Ken Burns, the documentary filmmaker who brought the world so many great works (including my favorites, Frank Lloyd Wright and Mark Twain) now is bringing forth the beauty of America’s National Parks. The series is coming on PBS on September 27th (which happens to be my birthday! Yay for that!)
Featuring commentary about Chiura Obata (father of HOK founder, Gyo Obata) who …
The Gateway to the West now has a breathtaking view from the East.
The newly christened Mississippi River Overlook in East St. Louis, Illinois, reveals a fresh new perspective of Eero Saarinen’s masterful Gateway Arch.
Designed by HOK, the 43-foot-tall viewing structure is located at Malcolm W. Martin Memorial Park. A contemporary of Saarinen, Martin shared the architect’s vision of creating parks on both sides of the river. Unfortunately, neither visionary lived to see his dream fulfilled.
I asked Gyo Obata (the “O” in HOK) to share his thoughts about the overlook’s design and its significance to the region. Gyo, who studied under Eero’s dad Eliel at Cranbrook Academy …
This is a story not about myself, but my friend Chris. Some may have met him. Few forget him, and unfortunately when he started. He was sitting next to me.

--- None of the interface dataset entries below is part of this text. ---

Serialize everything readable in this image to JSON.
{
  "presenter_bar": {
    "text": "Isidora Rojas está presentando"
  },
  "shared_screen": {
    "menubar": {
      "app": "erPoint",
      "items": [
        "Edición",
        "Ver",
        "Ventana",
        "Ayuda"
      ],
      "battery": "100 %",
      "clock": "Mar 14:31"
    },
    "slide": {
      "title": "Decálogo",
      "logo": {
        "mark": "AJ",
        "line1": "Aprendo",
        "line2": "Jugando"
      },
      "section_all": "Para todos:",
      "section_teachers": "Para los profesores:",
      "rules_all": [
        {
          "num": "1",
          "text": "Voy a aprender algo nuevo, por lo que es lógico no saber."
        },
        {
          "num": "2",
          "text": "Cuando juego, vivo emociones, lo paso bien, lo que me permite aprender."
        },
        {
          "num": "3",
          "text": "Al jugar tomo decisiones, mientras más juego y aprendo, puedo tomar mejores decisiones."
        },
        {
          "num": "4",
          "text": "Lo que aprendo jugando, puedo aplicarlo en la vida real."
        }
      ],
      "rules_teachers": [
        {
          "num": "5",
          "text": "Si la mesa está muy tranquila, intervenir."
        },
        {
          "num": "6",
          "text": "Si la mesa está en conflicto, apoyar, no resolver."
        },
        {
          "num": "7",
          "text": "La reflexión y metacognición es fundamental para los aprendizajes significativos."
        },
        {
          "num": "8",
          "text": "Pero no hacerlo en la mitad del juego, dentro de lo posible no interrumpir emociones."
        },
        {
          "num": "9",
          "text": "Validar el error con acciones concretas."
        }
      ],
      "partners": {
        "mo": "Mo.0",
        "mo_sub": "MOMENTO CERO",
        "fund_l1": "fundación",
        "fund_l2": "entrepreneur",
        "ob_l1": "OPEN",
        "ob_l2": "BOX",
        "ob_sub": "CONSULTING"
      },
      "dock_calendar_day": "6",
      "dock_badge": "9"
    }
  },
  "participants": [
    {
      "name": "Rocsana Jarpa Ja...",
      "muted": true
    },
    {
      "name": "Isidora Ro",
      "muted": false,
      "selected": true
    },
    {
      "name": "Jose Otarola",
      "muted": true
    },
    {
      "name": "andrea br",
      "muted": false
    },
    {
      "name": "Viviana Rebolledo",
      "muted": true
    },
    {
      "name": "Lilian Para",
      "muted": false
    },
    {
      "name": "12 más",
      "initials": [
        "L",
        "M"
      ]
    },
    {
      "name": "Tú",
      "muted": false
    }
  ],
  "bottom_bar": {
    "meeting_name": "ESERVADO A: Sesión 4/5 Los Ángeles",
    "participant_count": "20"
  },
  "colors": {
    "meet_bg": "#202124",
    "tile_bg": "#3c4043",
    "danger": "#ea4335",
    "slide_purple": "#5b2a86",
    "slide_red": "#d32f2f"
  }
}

I have to admit that when he first joined HOK, I was a little hesitant talking to him. They’ve always had to convince people to sit next to me, so it was a little strange having someone excited to be there. It was almost as if he was meant to counteract my usual glum demeanor. But there he was, smile on face, no bags under eyes, and an over enthusiastic voice.
“Hi, I’m Chris,” were his first words. “What’s your name?”
My name wasn’t important in this conversation. The last guy …
Last Monday in our San Francisco’s office, the whole staff had the opportunity to enjoy a very special lunch and learn; a presentation by the ‘O’ of hOk- Gyo Obata on his projects from the 60′s (started of with Saint Louis Priory Chapel which was a career-defining project for Gyo) through his latest projects (Lambert International East Terminal). See the presentation on HOKnetwork slideshare.
Gyo’s visit to his hometown this time, if I were to guess might have been a great excuse to …
Completed in 1962, the Saint Louis Priory Chapel was a career-defining project for Gyo Obata and earned HOK its first national recognition.
The church’s circular facade consists of three tiers of whitewashed, thin-poured concrete parabolic arches. Inside, the arches form 20 mini chapels for prayer and meditation.
As I explored this iconic 46-year-old structure, I was struck by its distinctive elegance. I also was reminded of the power of architecture to enrich and inspire people, communities and the world at large.